Because symptoms present themselves differently from person to person and there is no single test to confirm it, the disorder is infamously difficult to diagnose.
Most forms of dystonia do not shorten a person’s life span, but there currently is no cure. Customized treatment options can offer relief from muscle spasms, pain and awkward postures, according to the DMRF.
Specific causes remain unknown, but dystonia can occur as a result of trauma, certain medications and mutated genes, said the DMRF. There are forms of dystonia known to be genetically inherited and forms that may or may not have a genetic component, but at this time researchers cannot currently confirm or rule genetics out.
For Williams, symptoms started in her mid 20s. She was in an abusive relationship at the time and began to lose her voice. She thought maybe it was just a cold, or allergies, but as time went on, her voice would disappear for longer periods of time.
Weeks of silence turned into months. She could squeak out whispers, but not without severe pain. It wasn’t long before her voice had disappeared all together.
Williams divorced her abusive husband in 2004 and was trying to care for her daughter as a single mother. When she lost her voice, she also lost her job of 25 years as a veterinary technician.
“I was devastated when they said I couldn’t work for them,” Williams wrote on a notepad — one of few ways she’s able to communicate now, in addition to sign language, dry-erase boards and brief vocalizations to indicate yes or no.
Williams went to the Equal Employment Opportunity Commission for help, citing discrimination, but that didn’t work, she wrote. She applied for unemployment and disability but didn’t qualify. She didn’t have insurance and wasn’t receiving regular child support payments from her ex-husband, either.
“I had to go to food banks to get food for us,” she wrote. “It was very hard as finances were tight. ... I never had help with Medicaid expenses and always put my daughter first.”
At just 6-years old, her daughter Selena was translating for her mother and helping care for her.
“She had to grow up quite fast,” said Williams’ sister, Cheryl Killham.
“It was pretty scary,” Selena said. “I was really scared of death and I thought I was going to lose her. ... I’m still scared now.”
As Williams’ condition declined, she struggled to find a diagnosis. Doctor after doctor told her it was psychological — that it was just “in her head,” Killham said, adding that the disorder is “often misdiagnosed and misunderstood.”
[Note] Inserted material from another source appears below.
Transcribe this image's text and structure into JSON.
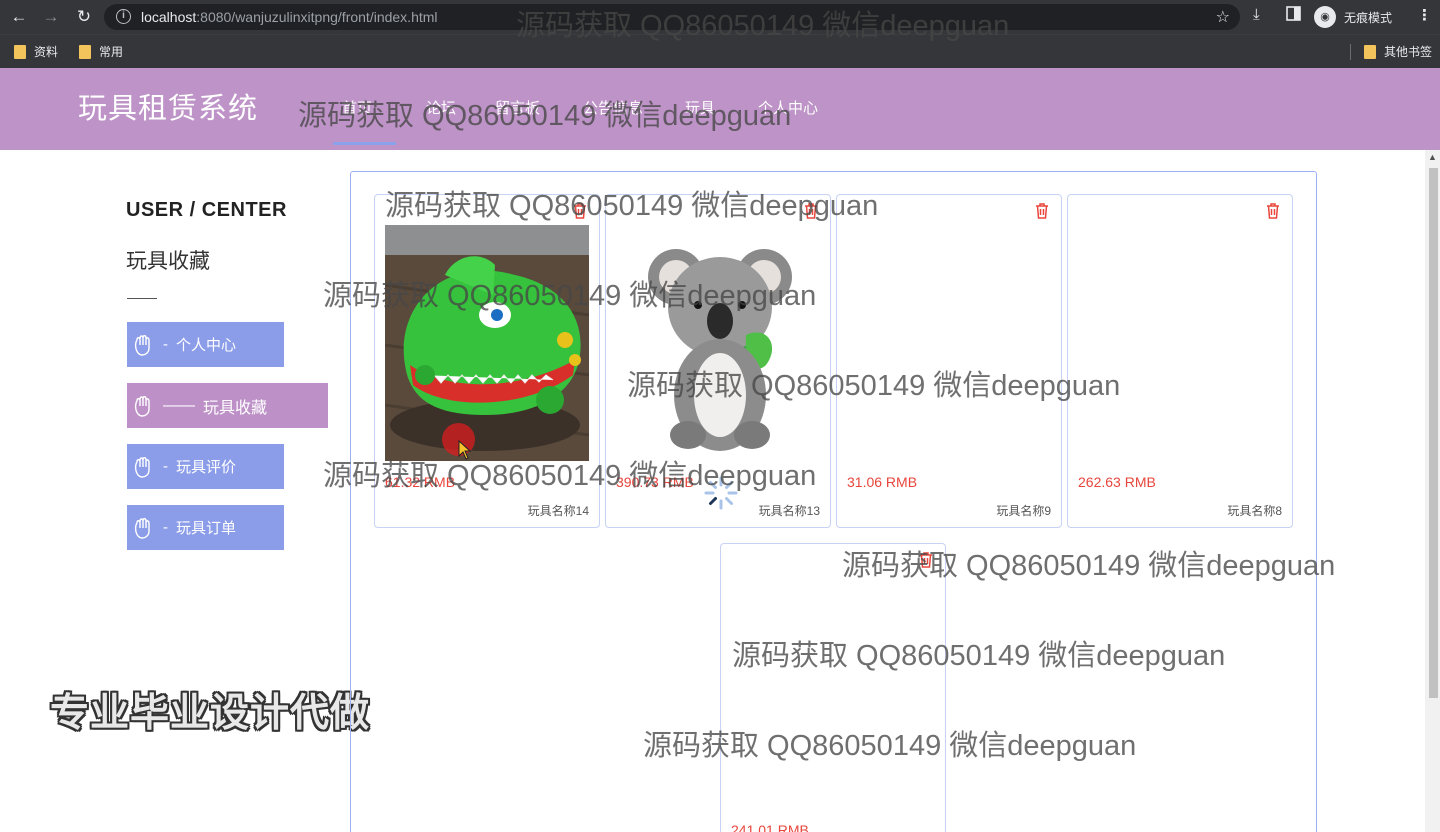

It wasn’t until six years ago that she was finally diagnosed with three types of Dystonia: Generalized (affects the limbs and torso), Spasmodic (affects the vocal cords) and Cervical (affects the neck and shoulders).
Now 45, her symptoms have worsened. Last year, she lost the ability to swallow, making eating and drinking near impossible.
To eat, Williams purees all of her food and swallows only small amounts at a time. For water, she sucks on ice cubes.
Walking has become painful and cumbersome, as Dystonia caused her feet to turn in abnormal directions — her left turning so far inward that she’d walk on top of her foot if it weren’t for the leg braces she wears every day. Without the aid of the braces and a walker, William’s can barely walk, stumbling over her own limbs and wincing in pain with each step.
For treatment, she must choke down six different pills each day with limited amounts of water. Every few months, she receives five or more injections in her neck to minimize the pain.
Williams can no longer work and receives disability benefits, but she “refuses to let Dystonia take over,” she wrote.
In addition to caring for her daughter and their two cats, Williams spends her days painting, baking and tending to her garden, among other things.
She loves to help people, she wrote. Even though it causes her pain, she’ll often shovel sidewalks, rake leaves or mow her neighbors lawns, for example.
“She just keeps going,” Killham said. “Personally I don’t think I could do it, but she refuses to let it get the best of her.”